8086 Microprocessor-Internal Registers

Internal Registers of 8086

The 8086 has four groups of the user accessible internal registers. They are the instruction pointer, four data registers, four pointer and index register, four segment registers.

 

The 8086 has a total of fourteen 16-bit registers including a 16 bit register called the status register, with 9 of bits implemented for status and control flags.

 

Most of the registers contain data/instruction offsets within 64 KB memory segment. There are four different 64 KB segments for instructions, stack, data and extra data. To specify where in 1 MB of processor memory these 4 segments are located the processor uses four segment registers:

 

Code segment (CS) is a 16-bit register containing address of 64 KB segment with processor instructions. The processor uses CS segment for all accesses to instructions referenced by instruction pointer (IP) register. CS register cannot be changed directly. The CS register is automatically updated during far jump, far call and far return instructions.

 

Stack segment (SS) is a 16-bit register containing address of 64KB segment with program stack. By default, the processor assumes that all data referenced by the stack pointer (SP) and base pointer (BP) registers is located in the stack segment. SS register can be changed directly using POP instruction.

 

Data segment (DS) is a 16-bit register containing address of 64KB segment with program data. By default, the processor assumes that all data referenced by general registers (AX, BX, CX, DX) and index register (SI, DI) is located in the data segment.

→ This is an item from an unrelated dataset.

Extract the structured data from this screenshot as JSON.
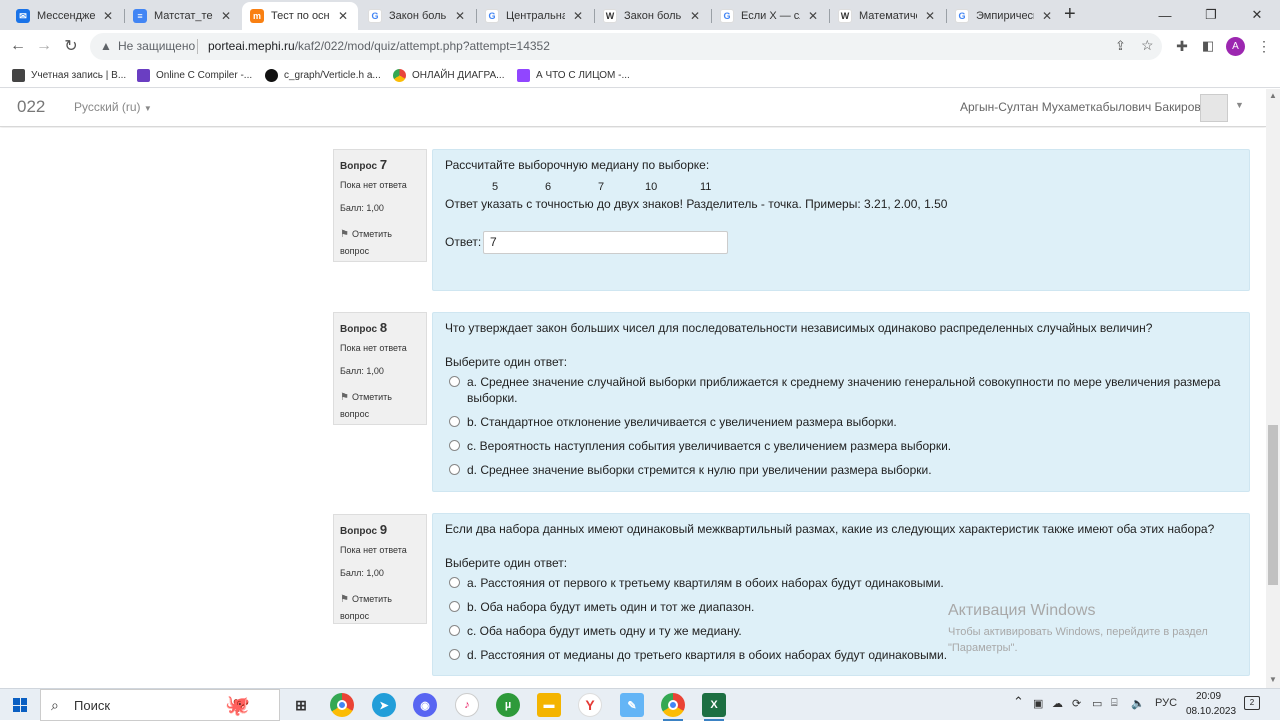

DS register can be changed directly using POP and LDS instructions.

 

Accumulator register consists of two 8-bit registers AL and AH, which can be combined together and used as a 16-bit register AX. AL in this case contains the low-order byte of the word, and AH contains the high-order byte. Accumulator can be used for I/O operations and string manipulation.

 

Base register consists of two 8-bit registers BL and BH, which can be combined together and used as a 16- bit register BX. BL in this case contains the low-order byte of the word, and BH contains the high-order byte. BX register usually contains a data pointer used for based, based indexed or register indirect addressing.

 

Count register consists of two 8-bit registers CL and CH, which can be combined together and used as a 16-bit register CX. When combined, CL register contains the low – order byte of the word, and CH contains the high -order byte. Count register can be used in Loop, shift/rotate instructions and as a counter in string manipulation,.

 

Data register consists of two 8-bit registers DL and DH, which can be combined together and used as a 16-bit register DX. When combined, DL register contains the low-order byte of the word, and DH contains the high -order byte. Data register can be used as a port number in I/O operations. In integer 32- bit multiply and divide instruction the DX register contains high-order word of the initial or resulting number.

 

The following registers are both general and index registers:

 

Stack Pointer (SP) is a 16-bit register pointing to program stack.

 

Base Pointer (BP) is a 16-bit register pointing to data in stack segment. BP register is usually used for based, based indexed or register indirect addressing.

 

Source Index (SI) is a 16- bit register. SI is used for indexed, based indexed and register indirect addressing, as well as a source data address in string manipulation instructions.

 

Destination Index (DI) is a 16-bit register. DI is used for indexed, based indexed and register indirect addressing, as well as a destination data address in string manipulation instructions.

 

Other registers:

 

Instruction Pointer (IP) is a 16-bit register.

 

Flags is a 16-bit register containing 9 one bit flags.

 

Overflow Flag (OF) – set if the result is too large positive number, or is too small negative number to fit into destination operand.

 

Direction Flag (DF) – if set then string manipulation instructions will auto -decrement index registers. If cleared then the index registers will be auto-incremented.

 

Interrupt-enable Flag (IF) – setting this bit enables maskable interrupts.

 

Single-step Flag (TF) – if set then single-step interrupt will occur after the next instruction.

 

Sign Flag (SF) – set if the most significant bit of the result is set.

 

Zero Flag (ZF) – set if the result is zero.

 

Auxiliary carry Flag (AF) – set if there was a carry from or borrow to bits 0-3 in the AL register.

 

Parity Flag (PF) – set if parity (the number of “1” bits) in the low-order byte of the result is even.

 

Carry Flag (CF) – set if there was a carry from or borrow to the most significant bit during last result calculation.